Simultaneously, President Colom convened a meeting of all Guatemala’s mayors outside the city (except the capital city’s mayor) in which they were briefed on the situation and their support sought. Some of them arrived in private planes, thought to be paid for with money from Colom´s political party UNE.

Congress so far has received 30,000 signatures from Guatemalans demanding a fair and impartial judiciary and for the temporary resignation of the President in order to face a hearing. The private sector has shown total abhorrence of the situation and has urged the President to stop polarising society and to prevent further social decay.

Mr. Castresana, the director of the CICIG, has started to investigate these allegations and has declared the authenticity of the video. He recently declared on Mario David Garcia’s radio show – the person who made Mr. Rosenberg’s video - that the President and those accused with him, should temporarily leave office so that a transparent and impartial investigation can be carried out. President Colom replied in a televised message that he would “step down and leave my presidency” only when he was dead.

On 18 May 2009 the European Union, jointly with Canada, issued a press release confirming their total support for the investigations to take place and for the CICIG to conduct them. OAS General Secretariat, Jose Miguel Isulza, arrived on 24 May to be briefed on the crisis and will report back to all OAS members in advance of any decision.

As this political crisis deepens, the death toll rises. On 23 May, a 74-year-old American priest was brutally assassinated while driving back to the mission house in Alta Verapaz. Every day gangs kill at least one bus driver. Some 14 million Guatemalans daily receive death threats as they leave home for work or school, not knowing whether they will return alive.

Every Sunday since the release of Mr. Rosenberg´s video, thousands of Guatemalans gather together dressed in white, demanding justice. With this political crisis, Guatemala is sadly becoming a failed state – but it also faces opportunities. There is the chance of transforming the nation by fighting against impunity and corruption, by establishing a real rule of law and a strong democracy. These things will open the road to a future where effective public policies are applied, with continuous political civil participation and a government prepared to implement programs to reduce poverty and discrimination and to improve health and education, all based upon a transparent and efficient judicial system that will not allow Guatemala to fall again.

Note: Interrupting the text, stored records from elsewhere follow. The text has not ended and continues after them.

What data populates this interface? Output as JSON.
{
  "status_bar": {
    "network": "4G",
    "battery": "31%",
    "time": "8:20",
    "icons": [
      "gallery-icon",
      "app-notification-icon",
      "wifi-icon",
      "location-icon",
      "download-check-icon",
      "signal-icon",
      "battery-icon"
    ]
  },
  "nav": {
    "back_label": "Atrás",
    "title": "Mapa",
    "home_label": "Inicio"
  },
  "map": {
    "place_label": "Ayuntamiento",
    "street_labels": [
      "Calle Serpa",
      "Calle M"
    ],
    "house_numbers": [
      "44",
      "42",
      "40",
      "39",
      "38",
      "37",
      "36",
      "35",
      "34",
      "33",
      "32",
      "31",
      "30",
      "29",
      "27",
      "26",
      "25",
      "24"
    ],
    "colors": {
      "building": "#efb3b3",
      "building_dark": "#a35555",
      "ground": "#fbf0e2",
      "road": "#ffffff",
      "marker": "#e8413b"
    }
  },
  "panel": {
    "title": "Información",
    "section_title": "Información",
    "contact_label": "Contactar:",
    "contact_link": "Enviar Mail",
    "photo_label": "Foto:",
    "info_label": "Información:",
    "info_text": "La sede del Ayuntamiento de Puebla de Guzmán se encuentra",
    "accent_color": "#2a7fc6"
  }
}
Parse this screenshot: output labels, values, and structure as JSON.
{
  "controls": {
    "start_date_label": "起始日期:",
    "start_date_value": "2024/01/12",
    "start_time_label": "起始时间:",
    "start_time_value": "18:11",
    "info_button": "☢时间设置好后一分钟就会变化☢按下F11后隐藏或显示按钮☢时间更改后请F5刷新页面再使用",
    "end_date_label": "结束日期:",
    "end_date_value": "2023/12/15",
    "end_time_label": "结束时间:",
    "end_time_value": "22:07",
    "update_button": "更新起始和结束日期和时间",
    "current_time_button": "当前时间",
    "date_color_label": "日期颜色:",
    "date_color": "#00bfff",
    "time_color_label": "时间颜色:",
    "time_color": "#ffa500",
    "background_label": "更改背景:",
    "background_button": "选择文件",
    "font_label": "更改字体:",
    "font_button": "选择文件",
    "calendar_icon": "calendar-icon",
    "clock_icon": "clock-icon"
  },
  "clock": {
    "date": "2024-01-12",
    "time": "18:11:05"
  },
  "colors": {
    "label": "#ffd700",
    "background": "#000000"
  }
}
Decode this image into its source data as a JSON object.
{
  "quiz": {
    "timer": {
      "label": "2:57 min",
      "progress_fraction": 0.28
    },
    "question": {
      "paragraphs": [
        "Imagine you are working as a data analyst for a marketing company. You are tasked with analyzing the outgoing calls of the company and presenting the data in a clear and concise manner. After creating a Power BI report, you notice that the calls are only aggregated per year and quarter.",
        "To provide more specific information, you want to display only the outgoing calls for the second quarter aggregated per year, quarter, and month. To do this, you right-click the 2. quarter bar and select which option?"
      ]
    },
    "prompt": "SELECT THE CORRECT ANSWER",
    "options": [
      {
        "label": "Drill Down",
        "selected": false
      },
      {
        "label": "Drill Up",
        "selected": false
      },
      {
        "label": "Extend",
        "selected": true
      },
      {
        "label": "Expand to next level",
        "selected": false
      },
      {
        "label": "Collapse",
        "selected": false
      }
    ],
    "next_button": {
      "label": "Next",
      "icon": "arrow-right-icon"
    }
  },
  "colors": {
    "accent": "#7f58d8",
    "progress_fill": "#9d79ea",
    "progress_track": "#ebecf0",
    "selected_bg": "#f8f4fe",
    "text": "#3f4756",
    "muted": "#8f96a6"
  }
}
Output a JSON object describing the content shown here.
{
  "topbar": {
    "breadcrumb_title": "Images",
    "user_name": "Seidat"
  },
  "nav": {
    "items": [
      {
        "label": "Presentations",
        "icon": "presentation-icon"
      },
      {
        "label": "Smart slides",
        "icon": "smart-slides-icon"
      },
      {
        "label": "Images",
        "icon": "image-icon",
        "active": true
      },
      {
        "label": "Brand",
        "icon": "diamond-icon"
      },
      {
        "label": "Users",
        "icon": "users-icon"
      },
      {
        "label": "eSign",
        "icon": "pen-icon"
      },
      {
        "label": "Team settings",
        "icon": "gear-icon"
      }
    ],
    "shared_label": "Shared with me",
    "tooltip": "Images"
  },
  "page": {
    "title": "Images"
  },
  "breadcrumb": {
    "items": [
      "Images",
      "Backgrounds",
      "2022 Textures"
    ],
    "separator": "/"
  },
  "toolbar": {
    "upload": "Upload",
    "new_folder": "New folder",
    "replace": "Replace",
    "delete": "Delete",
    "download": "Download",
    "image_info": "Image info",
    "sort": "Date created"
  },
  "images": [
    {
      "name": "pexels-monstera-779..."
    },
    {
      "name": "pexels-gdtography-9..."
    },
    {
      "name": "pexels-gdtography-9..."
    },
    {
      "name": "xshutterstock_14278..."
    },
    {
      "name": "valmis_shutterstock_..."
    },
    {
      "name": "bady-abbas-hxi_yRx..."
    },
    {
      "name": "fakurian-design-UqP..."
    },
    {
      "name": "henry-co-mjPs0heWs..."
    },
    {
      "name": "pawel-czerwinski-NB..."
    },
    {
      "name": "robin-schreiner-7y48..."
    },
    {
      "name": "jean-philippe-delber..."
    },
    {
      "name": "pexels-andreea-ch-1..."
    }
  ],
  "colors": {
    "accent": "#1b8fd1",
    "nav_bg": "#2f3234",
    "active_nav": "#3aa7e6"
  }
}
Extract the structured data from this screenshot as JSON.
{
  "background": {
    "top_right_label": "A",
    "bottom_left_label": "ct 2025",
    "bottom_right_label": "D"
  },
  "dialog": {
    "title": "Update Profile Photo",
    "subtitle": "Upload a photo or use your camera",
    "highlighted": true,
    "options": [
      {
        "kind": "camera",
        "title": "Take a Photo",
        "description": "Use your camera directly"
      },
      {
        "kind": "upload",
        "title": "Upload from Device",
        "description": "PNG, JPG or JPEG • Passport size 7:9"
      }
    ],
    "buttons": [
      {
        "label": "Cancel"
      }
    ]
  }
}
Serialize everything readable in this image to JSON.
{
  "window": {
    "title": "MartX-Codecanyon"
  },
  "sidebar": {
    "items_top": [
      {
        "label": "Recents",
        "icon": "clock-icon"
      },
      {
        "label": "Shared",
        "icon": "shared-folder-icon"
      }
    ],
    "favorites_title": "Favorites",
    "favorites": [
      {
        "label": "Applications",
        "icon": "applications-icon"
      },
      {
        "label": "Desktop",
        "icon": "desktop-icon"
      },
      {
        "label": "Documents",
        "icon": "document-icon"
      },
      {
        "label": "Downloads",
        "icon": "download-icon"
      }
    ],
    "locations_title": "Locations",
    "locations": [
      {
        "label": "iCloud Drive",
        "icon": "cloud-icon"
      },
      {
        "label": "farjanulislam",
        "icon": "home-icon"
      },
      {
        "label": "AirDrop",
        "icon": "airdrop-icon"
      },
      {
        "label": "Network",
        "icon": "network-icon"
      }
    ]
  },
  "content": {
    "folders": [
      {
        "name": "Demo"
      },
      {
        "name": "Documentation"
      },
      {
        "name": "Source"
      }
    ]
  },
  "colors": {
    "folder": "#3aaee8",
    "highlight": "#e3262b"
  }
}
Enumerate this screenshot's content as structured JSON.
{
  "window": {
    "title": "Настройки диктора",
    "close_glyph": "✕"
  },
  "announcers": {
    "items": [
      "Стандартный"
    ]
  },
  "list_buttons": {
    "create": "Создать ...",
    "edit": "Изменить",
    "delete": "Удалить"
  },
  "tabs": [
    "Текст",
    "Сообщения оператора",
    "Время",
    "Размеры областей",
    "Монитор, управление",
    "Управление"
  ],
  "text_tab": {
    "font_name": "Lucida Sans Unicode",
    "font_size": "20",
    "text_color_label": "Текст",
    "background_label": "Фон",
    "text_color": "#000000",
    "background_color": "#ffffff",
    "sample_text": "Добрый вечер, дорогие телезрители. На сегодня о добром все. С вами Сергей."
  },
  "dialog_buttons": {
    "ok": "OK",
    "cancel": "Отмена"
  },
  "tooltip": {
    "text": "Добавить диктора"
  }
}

Lawyer Rodrigo Rosenberg accusing the Guatemala government of his murder in a 'post mortem' video


On other pages
Mexican cities rocked by ferocious drug war
Mexico's ongoing war with drug smuggling cartels claimed more than 5,300 lives in 2008 and one of the most violent places in the Latin American nation is Ciudad Juarez, right across the border from El Paso, Texas in the United States. Drug cartel killers have decapitated policemen, shot up restaurants and left bodies on streets all over the city of more than one million 300,000 people. El Paso remains relatively calm, but, the climate of fear affects both cities.

El Paso and Juarez represent a tale of two cities, linked economically and through social and family ties, but as different as night and day when it comes to crime. Mexican President Felipe Calderon sent federal police and army units to Juarez to fight the powerful drug gangs more than a year ago, but the violence continues as rival gangs compete for the lucrative drug trade.

University of Texas at El Paso Professor Howard Campbell says more effective law enforcement on the US side of the border has kept most of the violence out of El Paso for now. "Juarez last year had approximately 1,600 drug-related murders and El Paso, in the whole city, I think, had something like 16," he said.

Many wealthy citizens of Juarez have purchased property across the border in El Paso to protect their families, helping El Paso avoid the real estate slump affecting most of the United States. "We have heard stories recently that some of the most prominent families of Juarez, essentially, are now living in El Paso and trying to manage their business interests from El Paso and very seldom even going to Juarez," said Campbell. More